And so, with 19 seconds remaining and the Brooklyn Nets down 27, their coach called timeout and proceeded to rip into his players.
Hollins built the Memphis Grizzlies into a perennial Western Conference contender on grit and grind, on being able to withstand a punch and then deliver a counter.
His young Nets, he felt, had lost the will to fight. They had given up. It was the perfect teaching moment.
“We kind of shut down like we can’t win this game,” Hollins told reporters in San Antonio on Friday night after his team’s 102-75 loss. “You have to keep your confidence. You have to keep playing for the whole 48 minutes.”

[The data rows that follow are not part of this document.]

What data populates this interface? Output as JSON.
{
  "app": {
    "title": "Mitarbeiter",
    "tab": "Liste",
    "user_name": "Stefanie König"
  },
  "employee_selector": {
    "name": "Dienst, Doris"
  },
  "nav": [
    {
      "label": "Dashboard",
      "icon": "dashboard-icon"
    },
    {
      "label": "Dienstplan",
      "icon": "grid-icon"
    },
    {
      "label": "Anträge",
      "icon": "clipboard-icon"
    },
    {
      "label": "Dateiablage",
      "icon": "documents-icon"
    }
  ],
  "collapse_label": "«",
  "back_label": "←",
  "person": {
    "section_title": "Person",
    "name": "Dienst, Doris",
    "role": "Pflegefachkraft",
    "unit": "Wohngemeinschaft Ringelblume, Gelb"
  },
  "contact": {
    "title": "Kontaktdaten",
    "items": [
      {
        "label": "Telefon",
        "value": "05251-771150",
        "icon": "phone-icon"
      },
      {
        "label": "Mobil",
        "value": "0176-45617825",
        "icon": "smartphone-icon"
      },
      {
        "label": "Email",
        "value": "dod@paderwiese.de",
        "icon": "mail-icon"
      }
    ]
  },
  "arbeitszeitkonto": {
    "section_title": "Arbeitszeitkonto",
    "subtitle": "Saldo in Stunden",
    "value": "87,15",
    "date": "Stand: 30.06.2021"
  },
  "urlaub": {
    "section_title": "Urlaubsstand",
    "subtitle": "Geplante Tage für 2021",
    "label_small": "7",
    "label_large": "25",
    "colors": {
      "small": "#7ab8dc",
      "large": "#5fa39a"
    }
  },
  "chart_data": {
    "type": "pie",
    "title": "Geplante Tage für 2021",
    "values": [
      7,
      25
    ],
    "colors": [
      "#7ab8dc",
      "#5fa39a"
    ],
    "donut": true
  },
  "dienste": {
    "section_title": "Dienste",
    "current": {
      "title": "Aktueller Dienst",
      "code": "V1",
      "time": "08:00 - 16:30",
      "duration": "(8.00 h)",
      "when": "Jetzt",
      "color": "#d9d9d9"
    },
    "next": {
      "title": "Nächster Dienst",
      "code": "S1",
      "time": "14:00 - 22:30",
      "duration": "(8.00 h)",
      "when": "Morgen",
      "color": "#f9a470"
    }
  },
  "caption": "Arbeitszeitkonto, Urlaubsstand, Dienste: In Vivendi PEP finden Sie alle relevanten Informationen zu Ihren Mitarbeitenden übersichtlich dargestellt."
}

The perception — even by many in his organization — might be that this is a “bridge year,” but Hollins isn’t about to buy into that. He is 62 years old, and he believes he can lead this rebuilding team to the playoffs.
“Every time you step out of bed in the morning, you learn something new,” Hollins said. “There’s always something you can take away.”
For the first two quarters Friday night, the Nets (0-2) looked really good. They made the right plays. They took care of the ball. Their bench delivered.
The Spurs (1-1), on the other hand, looked discombobulated. They trailed by as many as 10.
But then halftime came, and San Antonio made the proper adjustments. Its offense began humming like a well-oiled machine again. Smart passes led to open shots, which led to easy baskets. Tony Parker ignited the charge. Kawhi Leonard, LaMarcus Aldridge, Tim Duncan and Manu Ginobili all chipped in.
Meanwhile, the Nets had seven turnovers in the third quarter and were outscored 60-28 in the second half. They have never won at AT&T Center in the regular season (0-13).
“They did what they are known for and they played at a higher level than we did in the second half,” said Jarrett Jack, who had 12 points, seven assists and six rebounds in his season debut. Jack had missed the season opener due to a sore left hamstring.
Rondae Hollis-Jefferson (10 points, two blocks) once again showed flashes, but most of the important pieces surrounding Brook Lopez (17 points, 3 rebounds, 4 assists) offered little support. Joe Johnson, whom YES Network cameras caught icing his right hand late in the game, is 5-for-22 from the field in his first two games. Long-range marksman Wayne Ellington, who earned the starting shooting guard spot, is 1-for-9.
“They just kept going and we couldn’t put it in the bucket,” Lopez said.
Things don’t get much easier Saturday night, when the Nets head to Memphis to take on Hollins’ former team in the second half of a back-to-back set. In fact, six of the Nets’ next eight games are away from home.
If there’s one thing this coach’s best teams have always done, it’s play hard until the final buzzer.
That’s what Hollins wants. It’s what he demands.
The Nets might not have the most talent in the NBA, but they sure are a likable group.
They’ll endear themselves even more to their coach, as well as their fans, if they continue to give it their all — even when things get tough.